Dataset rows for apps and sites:

————————

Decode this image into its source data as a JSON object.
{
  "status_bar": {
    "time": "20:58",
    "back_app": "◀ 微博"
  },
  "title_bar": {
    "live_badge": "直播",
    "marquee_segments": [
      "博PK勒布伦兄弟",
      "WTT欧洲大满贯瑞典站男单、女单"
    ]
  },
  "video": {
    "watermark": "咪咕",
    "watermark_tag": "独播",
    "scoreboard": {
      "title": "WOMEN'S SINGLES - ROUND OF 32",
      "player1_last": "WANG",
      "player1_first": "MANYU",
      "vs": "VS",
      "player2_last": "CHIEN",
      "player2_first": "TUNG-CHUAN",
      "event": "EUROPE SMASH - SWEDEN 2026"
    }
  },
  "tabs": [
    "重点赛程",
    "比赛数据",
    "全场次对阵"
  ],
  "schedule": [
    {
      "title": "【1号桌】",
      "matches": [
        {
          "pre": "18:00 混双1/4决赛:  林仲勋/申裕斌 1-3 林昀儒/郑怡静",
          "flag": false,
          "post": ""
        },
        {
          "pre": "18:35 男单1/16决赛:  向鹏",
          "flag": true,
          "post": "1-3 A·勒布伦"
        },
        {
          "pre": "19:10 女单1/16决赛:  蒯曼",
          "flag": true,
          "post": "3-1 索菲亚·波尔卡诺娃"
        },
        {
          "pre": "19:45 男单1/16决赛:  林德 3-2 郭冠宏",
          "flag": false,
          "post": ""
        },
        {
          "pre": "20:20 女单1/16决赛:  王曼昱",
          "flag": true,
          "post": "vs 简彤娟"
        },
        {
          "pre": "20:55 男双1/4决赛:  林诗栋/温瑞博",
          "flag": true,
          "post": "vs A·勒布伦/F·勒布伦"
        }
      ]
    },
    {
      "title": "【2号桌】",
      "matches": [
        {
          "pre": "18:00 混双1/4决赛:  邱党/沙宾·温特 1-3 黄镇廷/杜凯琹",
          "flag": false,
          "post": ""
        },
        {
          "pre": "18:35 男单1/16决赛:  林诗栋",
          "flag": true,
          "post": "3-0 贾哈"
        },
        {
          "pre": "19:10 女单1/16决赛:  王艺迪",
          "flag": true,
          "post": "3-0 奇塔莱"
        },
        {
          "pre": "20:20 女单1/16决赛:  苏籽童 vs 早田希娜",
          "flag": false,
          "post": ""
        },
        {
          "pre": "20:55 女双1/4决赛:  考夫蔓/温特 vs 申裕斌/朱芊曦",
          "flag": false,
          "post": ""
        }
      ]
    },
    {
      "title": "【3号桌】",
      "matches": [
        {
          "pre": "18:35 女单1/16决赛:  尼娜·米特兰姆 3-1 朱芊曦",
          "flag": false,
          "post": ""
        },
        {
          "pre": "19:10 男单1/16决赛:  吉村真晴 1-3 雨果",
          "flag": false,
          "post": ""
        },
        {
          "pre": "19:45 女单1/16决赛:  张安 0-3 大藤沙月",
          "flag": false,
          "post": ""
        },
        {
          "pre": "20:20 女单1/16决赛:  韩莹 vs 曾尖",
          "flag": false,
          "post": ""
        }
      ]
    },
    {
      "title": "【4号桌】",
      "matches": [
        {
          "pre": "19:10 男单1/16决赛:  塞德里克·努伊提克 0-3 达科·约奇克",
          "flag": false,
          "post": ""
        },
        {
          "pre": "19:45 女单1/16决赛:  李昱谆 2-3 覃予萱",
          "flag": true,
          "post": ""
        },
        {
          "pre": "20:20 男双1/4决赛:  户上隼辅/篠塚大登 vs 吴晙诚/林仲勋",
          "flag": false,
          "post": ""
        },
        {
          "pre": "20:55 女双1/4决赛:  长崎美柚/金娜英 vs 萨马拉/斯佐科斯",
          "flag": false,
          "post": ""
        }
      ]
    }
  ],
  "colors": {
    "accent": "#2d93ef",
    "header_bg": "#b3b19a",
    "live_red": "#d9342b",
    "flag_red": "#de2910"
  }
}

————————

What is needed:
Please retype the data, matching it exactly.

Expected answer:
Decode this image into its source data as a JSON object.
{
  "status_bar": {
    "time": "20:58",
    "back_app": "◀ 微博"
  },
  "title_bar": {
    "live_badge": "直播",
    "marquee_segments": [
      "博PK勒布伦兄弟",
      "WTT欧洲大满贯瑞典站男单、女单"
    ]
  },
  "video": {
    "watermark": "咪咕",
    "watermark_tag": "独播",
    "scoreboard": {
      "title": "WOMEN'S SINGLES - ROUND OF 32",
      "player1_last": "WANG",
      "player1_first": "MANYU",
      "vs": "VS",
      "player2_last": "CHIEN",
      "player2_first": "TUNG-CHUAN",
      "event": "EUROPE SMASH - SWEDEN 2026"
    }
  },
  "tabs": [
    "重点赛程",
    "比赛数据",
    "全场次对阵"
  ],
  "schedule": [
    {
      "title": "【1号桌】",
      "matches": [
        {
          "pre": "18:00 混双1/4决赛:  林仲勋/申裕斌 1-3 林昀儒/郑怡静",
          "flag": false,
          "post": ""
        },
        {
          "pre": "18:35 男单1/16决赛:  向鹏",
          "flag": true,
          "post": "1-3 A·勒布伦"
        },
        {
          "pre": "19:10 女单1/16决赛:  蒯曼",
          "flag": true,
          "post": "3-1 索菲亚·波尔卡诺娃"
        },
        {
          "pre": "19:45 男单1/16决赛:  林德 3-2 郭冠宏",
          "flag": false,
          "post": ""
        },
        {
          "pre": "20:20 女单1/16决赛:  王曼昱",
          "flag": true,
          "post": "vs 简彤娟"
        },
        {
          "pre": "20:55 男双1/4决赛:  林诗栋/温瑞博",
          "flag": true,
          "post": "vs A·勒布伦/F·勒布伦"
        }
      ]
    },
    {
      "title": "【2号桌】",
      "matches": [
        {
          "pre": "18:00 混双1/4决赛:  邱党/沙宾·温特 1-3 黄镇廷/杜凯琹",
          "flag": false,
          "post": ""
        },
        {
          "pre": "18:35 男单1/16决赛:  林诗栋",
          "flag": true,
          "post": "3-0 贾哈"
        },
        {
          "pre": "19:10 女单1/16决赛:  王艺迪",
          "flag": true,
          "post": "3-0 奇塔莱"
        },
        {
          "pre": "20:20 女单1/16决赛:  苏籽童 vs 早田希娜",
          "flag": false,
          "post": ""
        },
        {
          "pre": "20:55 女双1/4决赛:  考夫蔓/温特 vs 申裕斌/朱芊曦",
          "flag": false,
          "post": ""
        }
      ]
    },
    {
      "title": "【3号桌】",
      "matches": [
        {
          "pre": "18:35 女单1/16决赛:  尼娜·米特兰姆 3-1 朱芊曦",
          "flag": false,
          "post": ""
        },
        {
          "pre": "19:10 男单1/16决赛:  吉村真晴 1-3 雨果",
          "flag": false,
          "post": ""
        },
        {
          "pre": "19:45 女单1/16决赛:  张安 0-3 大藤沙月",
          "flag": false,
          "post": ""
        },
        {
          "pre": "20:20 女单1/16决赛:  韩莹 vs 曾尖",
          "flag": false,
          "post": ""
        }
      ]
    },
    {
      "title": "【4号桌】",
      "matches": [
        {
          "pre": "19:10 男单1/16决赛:  塞德里克·努伊提克 0-3 达科·约奇克",
          "flag": false,
          "post": ""
        },
        {
          "pre": "19:45 女单1/16决赛:  李昱谆 2-3 覃予萱",
          "flag": true,
          "post": ""
        },
        {
          "pre": "20:20 男双1/4决赛:  户上隼辅/篠塚大登 vs 吴晙诚/林仲勋",
          "flag": false,
          "post": ""
        },
        {
          "pre": "20:55 女双1/4决赛:  长崎美柚/金娜英 vs 萨马拉/斯佐科斯",
          "flag": false,
          "post": ""
        }
      ]
    }
  ],
  "colors": {
    "accent": "#2d93ef",
    "header_bg": "#b3b19a",
    "live_red": "#d9342b",
    "flag_red": "#de2910"
  }
}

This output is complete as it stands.